Martin Luther King, Junior Day took place several weeks ago, but the above words still resonate. “The time is always ripe to do right.” It is. The right time to help the widow and orphan, to feed the hungry, and to give a hug to the frightened is right now, right here.
I like how the prophet Micah puts the reality. God speaks through him to the people of Israel, expressing sorrow and hurt over the Israelites’ hypocritical worship. He desires true worship, a worship that begins in the heart and expands outward into thoughts and actions.
God defines “good,” or “right,” in Micah 6:7-8 (NASB):
Does the Lord take delight in thousands of rams,
In ten thousand rivers of oil?
Shall I present my firstborn fro my rebellious acts,
The fruit of my body for the sin of my soul?
He has told you, O man, what is good;
And what does the Lord require of you
But to do justice, to love kindness,
And to walk humbly with your God?
In the psalms, David also speaks of what is “right.” He says in Psalm 16:1-3 (NASB):
O Lord, who may abide in Your tent?
Who may dwell on Your holy hill?
He who walks with integrity, and works righteousness,
And speaks truth in his heart.
He does not slander with his tongue,
Nor does evil to his neighbor,
Nor takes up a reproach against his friend.
Jesus offers the final answer on what is good and right in the four gospels.

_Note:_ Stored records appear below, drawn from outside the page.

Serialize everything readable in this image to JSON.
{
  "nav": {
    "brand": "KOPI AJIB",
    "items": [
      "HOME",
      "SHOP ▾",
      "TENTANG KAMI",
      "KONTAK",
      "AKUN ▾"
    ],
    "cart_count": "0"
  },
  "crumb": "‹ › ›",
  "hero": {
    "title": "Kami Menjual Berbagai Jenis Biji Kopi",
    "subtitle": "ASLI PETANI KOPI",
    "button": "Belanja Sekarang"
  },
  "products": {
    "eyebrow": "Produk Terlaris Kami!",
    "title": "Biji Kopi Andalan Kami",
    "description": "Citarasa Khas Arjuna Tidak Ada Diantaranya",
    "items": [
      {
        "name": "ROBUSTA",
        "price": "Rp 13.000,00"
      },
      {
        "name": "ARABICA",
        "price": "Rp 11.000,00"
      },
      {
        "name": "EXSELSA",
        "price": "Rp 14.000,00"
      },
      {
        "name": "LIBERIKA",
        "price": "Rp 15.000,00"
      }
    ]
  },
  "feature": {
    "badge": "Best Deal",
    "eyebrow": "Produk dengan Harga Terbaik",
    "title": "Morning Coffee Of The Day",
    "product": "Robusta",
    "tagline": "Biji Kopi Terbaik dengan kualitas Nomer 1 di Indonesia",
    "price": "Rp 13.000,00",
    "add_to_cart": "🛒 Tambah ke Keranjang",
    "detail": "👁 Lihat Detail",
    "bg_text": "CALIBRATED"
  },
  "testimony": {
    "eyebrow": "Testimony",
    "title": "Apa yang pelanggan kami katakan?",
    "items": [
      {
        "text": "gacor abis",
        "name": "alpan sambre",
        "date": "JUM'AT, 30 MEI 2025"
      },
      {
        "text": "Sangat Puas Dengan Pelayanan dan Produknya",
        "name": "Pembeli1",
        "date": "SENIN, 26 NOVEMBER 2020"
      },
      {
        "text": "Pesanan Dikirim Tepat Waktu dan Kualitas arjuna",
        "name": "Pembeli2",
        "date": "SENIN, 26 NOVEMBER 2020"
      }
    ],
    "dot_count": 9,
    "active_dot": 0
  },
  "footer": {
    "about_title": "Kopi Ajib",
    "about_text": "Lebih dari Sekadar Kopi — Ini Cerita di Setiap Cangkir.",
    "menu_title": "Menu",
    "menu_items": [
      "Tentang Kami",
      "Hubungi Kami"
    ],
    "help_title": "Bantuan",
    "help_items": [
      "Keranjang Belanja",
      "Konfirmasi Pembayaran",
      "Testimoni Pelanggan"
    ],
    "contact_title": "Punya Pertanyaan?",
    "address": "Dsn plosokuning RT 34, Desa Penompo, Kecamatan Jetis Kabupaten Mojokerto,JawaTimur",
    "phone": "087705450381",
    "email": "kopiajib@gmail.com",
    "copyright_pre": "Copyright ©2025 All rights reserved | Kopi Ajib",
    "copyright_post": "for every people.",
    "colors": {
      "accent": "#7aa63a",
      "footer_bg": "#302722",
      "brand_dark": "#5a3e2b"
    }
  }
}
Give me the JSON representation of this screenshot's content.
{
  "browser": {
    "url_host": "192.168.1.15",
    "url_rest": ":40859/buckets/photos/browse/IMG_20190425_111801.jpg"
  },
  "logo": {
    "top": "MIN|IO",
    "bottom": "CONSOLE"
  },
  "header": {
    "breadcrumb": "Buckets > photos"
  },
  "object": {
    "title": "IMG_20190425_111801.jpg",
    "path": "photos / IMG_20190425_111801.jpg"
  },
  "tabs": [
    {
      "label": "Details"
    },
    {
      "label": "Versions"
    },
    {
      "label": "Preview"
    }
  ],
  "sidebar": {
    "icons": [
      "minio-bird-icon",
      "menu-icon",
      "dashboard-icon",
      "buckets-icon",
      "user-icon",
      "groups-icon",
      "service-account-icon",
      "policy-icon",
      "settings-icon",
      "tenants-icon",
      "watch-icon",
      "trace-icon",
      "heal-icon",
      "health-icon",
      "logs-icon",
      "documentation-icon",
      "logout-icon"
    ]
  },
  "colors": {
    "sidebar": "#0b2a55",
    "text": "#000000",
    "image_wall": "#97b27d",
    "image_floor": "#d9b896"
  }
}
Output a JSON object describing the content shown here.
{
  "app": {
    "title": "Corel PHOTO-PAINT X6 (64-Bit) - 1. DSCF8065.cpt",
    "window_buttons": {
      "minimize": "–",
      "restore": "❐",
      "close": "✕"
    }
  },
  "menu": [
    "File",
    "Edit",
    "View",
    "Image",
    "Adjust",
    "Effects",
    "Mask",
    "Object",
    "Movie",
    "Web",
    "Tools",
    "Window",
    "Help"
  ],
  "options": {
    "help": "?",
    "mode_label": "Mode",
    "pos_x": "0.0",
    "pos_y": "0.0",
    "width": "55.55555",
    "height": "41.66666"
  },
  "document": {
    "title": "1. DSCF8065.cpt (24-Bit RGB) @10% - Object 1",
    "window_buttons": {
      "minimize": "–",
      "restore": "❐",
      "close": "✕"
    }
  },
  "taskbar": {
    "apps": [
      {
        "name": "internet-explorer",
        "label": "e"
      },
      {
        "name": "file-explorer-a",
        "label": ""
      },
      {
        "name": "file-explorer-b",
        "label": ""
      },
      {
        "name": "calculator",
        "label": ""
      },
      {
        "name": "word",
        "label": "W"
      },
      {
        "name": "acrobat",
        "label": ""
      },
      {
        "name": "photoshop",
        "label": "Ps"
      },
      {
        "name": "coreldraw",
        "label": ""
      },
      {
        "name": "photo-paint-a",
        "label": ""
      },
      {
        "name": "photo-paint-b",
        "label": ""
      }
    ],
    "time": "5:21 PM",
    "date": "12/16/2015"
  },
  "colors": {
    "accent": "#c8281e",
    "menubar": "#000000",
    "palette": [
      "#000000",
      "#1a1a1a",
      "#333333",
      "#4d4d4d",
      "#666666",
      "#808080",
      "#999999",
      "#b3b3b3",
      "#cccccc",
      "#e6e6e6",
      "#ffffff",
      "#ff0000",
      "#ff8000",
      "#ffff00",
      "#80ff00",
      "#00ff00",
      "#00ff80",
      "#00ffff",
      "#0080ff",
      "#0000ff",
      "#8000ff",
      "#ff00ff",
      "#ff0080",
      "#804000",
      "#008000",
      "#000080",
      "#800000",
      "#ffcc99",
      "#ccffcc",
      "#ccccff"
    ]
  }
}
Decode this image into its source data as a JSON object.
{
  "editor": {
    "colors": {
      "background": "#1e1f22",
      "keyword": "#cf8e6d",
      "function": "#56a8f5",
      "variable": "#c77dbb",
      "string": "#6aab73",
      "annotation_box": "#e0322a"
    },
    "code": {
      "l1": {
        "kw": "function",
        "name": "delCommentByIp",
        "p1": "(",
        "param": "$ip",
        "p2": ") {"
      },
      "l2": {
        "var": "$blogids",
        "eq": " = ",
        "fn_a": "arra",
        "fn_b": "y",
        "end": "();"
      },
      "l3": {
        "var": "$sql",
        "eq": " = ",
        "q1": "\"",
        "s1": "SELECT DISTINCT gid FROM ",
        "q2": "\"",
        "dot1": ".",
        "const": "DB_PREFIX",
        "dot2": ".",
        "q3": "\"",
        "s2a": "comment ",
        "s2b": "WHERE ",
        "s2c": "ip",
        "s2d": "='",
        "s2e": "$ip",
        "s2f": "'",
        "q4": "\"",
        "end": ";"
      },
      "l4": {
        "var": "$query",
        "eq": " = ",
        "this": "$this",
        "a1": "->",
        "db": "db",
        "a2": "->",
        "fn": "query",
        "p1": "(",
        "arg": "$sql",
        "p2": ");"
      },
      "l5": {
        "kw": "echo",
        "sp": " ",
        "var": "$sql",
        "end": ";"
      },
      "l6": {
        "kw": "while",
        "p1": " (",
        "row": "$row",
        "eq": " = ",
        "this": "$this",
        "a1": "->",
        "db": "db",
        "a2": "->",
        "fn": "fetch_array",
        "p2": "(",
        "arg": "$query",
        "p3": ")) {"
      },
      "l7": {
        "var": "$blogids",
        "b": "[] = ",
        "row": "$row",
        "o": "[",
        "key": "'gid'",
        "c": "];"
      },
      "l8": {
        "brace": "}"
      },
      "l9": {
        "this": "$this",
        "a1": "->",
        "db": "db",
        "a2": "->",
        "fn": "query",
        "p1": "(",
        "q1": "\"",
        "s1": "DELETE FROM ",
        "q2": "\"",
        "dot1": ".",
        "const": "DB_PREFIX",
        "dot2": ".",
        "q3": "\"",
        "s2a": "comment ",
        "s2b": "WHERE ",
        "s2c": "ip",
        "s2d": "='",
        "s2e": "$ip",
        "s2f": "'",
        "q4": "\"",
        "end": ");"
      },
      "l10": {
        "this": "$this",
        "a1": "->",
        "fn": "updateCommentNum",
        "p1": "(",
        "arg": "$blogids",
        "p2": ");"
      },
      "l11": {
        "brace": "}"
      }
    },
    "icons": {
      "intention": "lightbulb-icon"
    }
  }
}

The religious powers hope to entrap him (Mark 12, NASB), but Jesus easily outmaneuvers them. When one of the scribes hears Jesus’ replies, he asks, “What commandment is the foremost of all?”
Jesus, quoting a passage from Deuteronomy, says:
The foremost is, “Hear, O Israel! The Lord our God is one Lord; and you shall love the Lord your God with all your heart, and with all your soul, and with all your mind, and with all your strength.” The second is this, “You shall love your neighbor as yourself.” There is no other commandment greater than these.
Doing what’s right isn’t hard. The right thing is loving God first and others second. “Right” evidences itself in works of righteousness, truth, and integrity. It seeks justice, acts with kindness, and walks humbly with God.
These things are right, and against them, as Paul would say in Galatians, “there is no law.” There isn’t. There’s only the dogged pursuit of what is good and right, because, again quoting Paul, “In due time we will reap if we do not grow weary (in doing good)” (Ephesians 6:9, NASB).
We will, so let us not grow weary. May we instead embrace Dr. Martin Luther King, Junior’s perspective. “The time is always ripe to do right.”
Image: Tawheed Manzoor (Creative Commons)